> About this exercise: Using the entries that follow, collect the lines where the word "JSON" appears.

> Exercise data:
..............................
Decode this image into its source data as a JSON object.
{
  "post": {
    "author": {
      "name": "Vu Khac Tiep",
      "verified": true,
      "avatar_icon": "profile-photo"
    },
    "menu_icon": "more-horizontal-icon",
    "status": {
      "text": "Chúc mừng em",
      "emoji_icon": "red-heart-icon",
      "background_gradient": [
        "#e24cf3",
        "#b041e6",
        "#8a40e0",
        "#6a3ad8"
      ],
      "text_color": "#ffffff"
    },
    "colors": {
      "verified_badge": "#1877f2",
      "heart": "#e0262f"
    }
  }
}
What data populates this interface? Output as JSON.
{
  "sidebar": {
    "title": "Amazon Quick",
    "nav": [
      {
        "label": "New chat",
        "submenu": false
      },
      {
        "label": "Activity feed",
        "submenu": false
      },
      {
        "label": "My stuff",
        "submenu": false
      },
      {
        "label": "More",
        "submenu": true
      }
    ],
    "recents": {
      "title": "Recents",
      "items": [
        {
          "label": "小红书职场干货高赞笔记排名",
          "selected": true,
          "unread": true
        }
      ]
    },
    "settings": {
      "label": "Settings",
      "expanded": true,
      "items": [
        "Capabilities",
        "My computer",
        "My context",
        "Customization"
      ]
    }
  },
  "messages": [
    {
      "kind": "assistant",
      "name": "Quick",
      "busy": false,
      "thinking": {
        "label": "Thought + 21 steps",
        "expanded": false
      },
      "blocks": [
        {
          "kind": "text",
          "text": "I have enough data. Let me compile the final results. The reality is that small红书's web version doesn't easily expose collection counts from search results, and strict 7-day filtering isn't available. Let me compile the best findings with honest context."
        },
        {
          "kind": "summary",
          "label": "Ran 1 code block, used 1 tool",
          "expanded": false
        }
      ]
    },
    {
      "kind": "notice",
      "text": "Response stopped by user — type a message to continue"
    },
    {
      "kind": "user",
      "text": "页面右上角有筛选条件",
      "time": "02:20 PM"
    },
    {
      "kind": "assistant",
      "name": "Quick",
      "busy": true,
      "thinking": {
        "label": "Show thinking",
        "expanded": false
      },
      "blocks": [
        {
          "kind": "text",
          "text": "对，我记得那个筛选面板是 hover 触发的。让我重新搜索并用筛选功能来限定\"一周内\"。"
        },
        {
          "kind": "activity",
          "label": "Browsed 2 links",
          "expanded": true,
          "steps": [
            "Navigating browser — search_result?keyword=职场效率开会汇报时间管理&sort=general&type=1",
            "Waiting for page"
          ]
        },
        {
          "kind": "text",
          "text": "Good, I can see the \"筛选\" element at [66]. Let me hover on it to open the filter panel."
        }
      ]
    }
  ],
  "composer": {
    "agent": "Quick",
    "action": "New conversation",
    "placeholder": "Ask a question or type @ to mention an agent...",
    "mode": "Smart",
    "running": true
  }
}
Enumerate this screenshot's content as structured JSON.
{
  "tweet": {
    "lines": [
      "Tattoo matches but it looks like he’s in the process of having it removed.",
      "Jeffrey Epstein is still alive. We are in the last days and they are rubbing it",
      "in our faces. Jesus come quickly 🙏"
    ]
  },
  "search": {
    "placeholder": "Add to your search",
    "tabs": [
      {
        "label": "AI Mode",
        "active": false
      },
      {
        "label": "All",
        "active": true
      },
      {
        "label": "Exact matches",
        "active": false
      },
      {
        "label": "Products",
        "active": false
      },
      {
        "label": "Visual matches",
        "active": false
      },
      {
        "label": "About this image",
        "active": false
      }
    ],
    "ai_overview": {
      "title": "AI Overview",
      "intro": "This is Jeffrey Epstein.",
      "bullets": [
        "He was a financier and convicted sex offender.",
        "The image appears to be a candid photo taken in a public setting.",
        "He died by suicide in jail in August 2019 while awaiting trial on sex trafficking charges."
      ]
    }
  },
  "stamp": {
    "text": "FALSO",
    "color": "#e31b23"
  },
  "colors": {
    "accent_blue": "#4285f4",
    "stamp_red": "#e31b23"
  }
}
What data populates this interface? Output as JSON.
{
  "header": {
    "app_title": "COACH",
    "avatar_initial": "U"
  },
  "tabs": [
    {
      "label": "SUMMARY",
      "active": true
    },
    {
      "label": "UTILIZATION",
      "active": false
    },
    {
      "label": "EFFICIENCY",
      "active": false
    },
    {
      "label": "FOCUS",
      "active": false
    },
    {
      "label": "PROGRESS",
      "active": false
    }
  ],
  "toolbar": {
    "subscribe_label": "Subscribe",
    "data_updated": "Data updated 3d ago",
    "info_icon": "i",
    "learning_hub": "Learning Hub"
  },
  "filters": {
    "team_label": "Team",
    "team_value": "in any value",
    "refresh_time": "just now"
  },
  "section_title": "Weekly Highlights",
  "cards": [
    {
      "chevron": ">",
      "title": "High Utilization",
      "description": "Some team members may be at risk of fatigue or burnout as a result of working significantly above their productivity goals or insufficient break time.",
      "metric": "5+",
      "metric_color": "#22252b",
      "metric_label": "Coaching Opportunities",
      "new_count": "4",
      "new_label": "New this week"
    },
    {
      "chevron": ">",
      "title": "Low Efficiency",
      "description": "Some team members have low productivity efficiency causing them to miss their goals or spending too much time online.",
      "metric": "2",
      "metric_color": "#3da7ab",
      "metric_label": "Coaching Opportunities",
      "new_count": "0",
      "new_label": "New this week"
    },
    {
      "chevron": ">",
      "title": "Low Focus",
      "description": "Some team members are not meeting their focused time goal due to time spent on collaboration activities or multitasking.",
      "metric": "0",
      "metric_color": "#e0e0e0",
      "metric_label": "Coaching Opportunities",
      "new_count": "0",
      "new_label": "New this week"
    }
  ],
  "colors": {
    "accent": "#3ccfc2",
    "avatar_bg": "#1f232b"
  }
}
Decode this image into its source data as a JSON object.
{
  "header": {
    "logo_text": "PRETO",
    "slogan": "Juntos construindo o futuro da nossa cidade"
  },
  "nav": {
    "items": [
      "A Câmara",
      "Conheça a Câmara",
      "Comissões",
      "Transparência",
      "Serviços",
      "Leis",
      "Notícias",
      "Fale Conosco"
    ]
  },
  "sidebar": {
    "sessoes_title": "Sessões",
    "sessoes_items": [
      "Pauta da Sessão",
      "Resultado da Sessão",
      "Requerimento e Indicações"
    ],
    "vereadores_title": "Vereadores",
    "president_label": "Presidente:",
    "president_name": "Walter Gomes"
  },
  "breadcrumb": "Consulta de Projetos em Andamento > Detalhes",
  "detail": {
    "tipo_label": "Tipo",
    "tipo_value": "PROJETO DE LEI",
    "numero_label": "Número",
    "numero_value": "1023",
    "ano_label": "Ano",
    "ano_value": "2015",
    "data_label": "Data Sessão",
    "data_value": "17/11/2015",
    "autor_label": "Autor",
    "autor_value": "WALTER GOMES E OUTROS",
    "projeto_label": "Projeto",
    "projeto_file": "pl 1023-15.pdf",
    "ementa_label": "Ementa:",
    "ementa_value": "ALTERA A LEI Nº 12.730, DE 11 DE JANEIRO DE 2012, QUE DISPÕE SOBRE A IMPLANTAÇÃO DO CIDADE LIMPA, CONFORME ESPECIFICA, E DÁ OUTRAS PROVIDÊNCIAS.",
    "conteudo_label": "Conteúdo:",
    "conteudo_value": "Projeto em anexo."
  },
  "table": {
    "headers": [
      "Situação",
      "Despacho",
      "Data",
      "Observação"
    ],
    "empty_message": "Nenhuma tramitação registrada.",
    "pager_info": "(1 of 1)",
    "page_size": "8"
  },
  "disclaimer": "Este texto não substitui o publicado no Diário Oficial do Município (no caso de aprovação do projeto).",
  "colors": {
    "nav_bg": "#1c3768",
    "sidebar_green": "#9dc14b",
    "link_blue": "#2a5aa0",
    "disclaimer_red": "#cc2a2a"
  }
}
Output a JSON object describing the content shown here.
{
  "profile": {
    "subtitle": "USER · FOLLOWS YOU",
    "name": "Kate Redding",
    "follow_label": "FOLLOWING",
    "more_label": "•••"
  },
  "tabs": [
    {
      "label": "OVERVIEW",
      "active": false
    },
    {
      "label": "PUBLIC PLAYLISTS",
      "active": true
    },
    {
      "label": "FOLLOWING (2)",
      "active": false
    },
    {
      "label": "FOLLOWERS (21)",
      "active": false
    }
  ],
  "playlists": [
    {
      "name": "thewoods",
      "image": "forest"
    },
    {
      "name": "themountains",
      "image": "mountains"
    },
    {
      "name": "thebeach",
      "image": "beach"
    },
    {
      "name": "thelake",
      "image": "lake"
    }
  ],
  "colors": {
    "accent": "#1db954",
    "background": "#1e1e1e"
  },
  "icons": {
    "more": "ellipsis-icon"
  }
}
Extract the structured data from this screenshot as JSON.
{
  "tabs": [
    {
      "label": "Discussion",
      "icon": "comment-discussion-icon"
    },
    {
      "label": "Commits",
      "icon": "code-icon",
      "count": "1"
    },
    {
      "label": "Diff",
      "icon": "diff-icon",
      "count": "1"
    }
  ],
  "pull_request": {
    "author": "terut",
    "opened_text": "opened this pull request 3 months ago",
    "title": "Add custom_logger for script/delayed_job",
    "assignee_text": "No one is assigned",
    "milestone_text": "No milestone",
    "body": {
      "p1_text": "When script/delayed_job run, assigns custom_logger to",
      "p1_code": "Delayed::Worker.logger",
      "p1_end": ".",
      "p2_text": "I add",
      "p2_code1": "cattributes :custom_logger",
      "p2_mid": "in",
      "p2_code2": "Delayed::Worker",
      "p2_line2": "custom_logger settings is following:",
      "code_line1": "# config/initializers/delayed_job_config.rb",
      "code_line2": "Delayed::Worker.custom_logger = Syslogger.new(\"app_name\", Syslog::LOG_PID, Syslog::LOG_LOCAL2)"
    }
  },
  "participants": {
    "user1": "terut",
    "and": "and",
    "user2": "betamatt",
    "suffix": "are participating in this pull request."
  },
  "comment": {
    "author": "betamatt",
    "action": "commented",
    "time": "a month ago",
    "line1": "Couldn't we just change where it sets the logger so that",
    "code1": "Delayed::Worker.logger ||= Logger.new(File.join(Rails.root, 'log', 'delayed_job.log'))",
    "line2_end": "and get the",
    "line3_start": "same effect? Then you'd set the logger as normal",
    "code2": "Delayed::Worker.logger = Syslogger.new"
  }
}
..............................
> Task solution:
Decode this image into its source data as a JSON object.
What data populates this interface? Output as JSON.
Enumerate this screenshot's content as structured JSON.
What data populates this interface? Output as JSON.
Decode this image into its source data as a JSON object.
Output a JSON object describing the content shown here.
Extract the structured data from this screenshot as JSON.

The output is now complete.